I already find some menu items troublesome because it's so easy for the amount of food to get away from us or for the effort to do something to not seem worth it for just the two of us (like, meatballs). A friend of mine is living by herself, working and going to school, and committed to the same kinds of whole foods, conservation, self-reliance, reasonable preparedness that we strive for. In helping her brainstorm menu planning ideas, it occurred to me how different our needs are, and how that impacts things like meal choices and food prep.
We can't plan more than a week in advance. The nature of the restaurant industry is, there's no such thing as a set schedule, or a monthly schedule. People try, but it only works in very precise situations. We're lucky if the schedule that starts on Monday comes out the Friday evening before. However, her schedule comes out a month at a time, with a week and change to spare before it starts! Plenty of time to plan ahead.
I started looking at menu items again as one of four possibilities:
- Cook a batch where you can freeze the leftovers in meal-sizes (such as a batch of chili; or risotto which could be used as a side for any number of proteins later, or as a vegetarian main course).
- Make-ahead options that can be used in part for tonight, and a few frozen to be finished later (such as serving-size lasagnas in mini casserole dishes; prep four, bake one now, freeze three for future dinners).
- Prep-ahead things that won't freeze, but will keep for a few days to be munched through the week (such as a lentil-kale salad that can be lunch for a couple of days or a side dish for dinner; or all the fixings for sandwiches so they can be assembled right before a work shift, on demand, etc.).
- Cook Just Enough meals that won't really reheat well at all (such as stir fry or spaghetti--but maybe components can be part of prepping ahead, like using the same pot of water to make spaghetti for tonight, and pasta for salad for the week).
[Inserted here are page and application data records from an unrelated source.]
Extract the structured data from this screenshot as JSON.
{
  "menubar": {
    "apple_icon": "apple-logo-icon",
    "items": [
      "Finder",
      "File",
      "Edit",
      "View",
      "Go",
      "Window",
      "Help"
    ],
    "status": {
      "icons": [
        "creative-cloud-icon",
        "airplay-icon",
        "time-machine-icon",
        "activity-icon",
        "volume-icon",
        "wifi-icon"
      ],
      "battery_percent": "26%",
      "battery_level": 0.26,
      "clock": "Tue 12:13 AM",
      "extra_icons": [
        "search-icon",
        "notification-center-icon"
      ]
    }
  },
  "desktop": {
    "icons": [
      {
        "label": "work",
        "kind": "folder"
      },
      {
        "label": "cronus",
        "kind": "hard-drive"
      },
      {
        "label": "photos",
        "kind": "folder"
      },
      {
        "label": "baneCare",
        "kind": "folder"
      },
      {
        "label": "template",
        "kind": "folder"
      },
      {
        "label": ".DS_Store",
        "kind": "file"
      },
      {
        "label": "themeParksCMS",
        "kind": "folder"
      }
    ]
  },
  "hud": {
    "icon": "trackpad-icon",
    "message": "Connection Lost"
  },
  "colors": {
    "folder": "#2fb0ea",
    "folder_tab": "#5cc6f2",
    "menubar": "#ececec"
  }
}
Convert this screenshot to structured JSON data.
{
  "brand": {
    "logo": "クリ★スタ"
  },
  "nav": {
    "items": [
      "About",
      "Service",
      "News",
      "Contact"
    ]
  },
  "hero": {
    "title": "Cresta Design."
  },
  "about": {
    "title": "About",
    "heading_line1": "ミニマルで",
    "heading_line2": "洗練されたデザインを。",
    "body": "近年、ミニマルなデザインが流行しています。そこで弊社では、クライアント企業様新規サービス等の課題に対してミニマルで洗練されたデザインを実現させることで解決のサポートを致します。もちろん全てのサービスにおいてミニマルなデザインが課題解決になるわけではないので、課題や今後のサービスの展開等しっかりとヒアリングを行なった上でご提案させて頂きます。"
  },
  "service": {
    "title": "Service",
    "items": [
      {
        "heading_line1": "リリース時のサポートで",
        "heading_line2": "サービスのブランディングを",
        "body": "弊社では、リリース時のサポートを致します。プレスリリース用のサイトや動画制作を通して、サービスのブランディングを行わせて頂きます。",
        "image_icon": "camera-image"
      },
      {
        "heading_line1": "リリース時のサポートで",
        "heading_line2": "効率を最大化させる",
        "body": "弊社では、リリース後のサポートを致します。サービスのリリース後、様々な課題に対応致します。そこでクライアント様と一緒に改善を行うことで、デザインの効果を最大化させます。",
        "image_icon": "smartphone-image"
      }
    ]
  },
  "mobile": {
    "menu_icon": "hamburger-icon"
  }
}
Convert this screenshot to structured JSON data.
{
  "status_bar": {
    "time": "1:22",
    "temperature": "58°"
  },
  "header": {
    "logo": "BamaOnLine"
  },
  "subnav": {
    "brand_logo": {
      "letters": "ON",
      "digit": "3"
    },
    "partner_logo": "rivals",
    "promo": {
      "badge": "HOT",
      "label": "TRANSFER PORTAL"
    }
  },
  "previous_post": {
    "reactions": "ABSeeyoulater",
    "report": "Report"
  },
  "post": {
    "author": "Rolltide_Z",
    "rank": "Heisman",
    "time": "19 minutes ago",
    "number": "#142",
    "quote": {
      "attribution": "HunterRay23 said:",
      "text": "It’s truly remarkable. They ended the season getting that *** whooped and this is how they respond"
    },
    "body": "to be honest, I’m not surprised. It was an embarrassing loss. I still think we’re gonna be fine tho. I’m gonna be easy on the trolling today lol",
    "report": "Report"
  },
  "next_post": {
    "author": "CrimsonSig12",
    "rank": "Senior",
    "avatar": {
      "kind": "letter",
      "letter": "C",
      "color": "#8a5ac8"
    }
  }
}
With the ability to look a month ahead, I'd AT LEAST go as far as mapping out my month to know when I need to carve out time for food prep days (likely the last day off before a stretch of work days, especially if that includes a sleep schedule shift to accommodate) and when I need to be pulling something from the freezer to eat (work nights, project deadlines, midterms...). If each recipe serves 4-6 people and each day off work includes cooking a meal that will freeze for later meals, that's covering 3-5 future dinners in the same amount of time it takes to cook one. Even if I don't pick what menu items each of those will be until I see the ad papers with what's on sale for that week, at least it means not starting from a blank slate every single Sunday.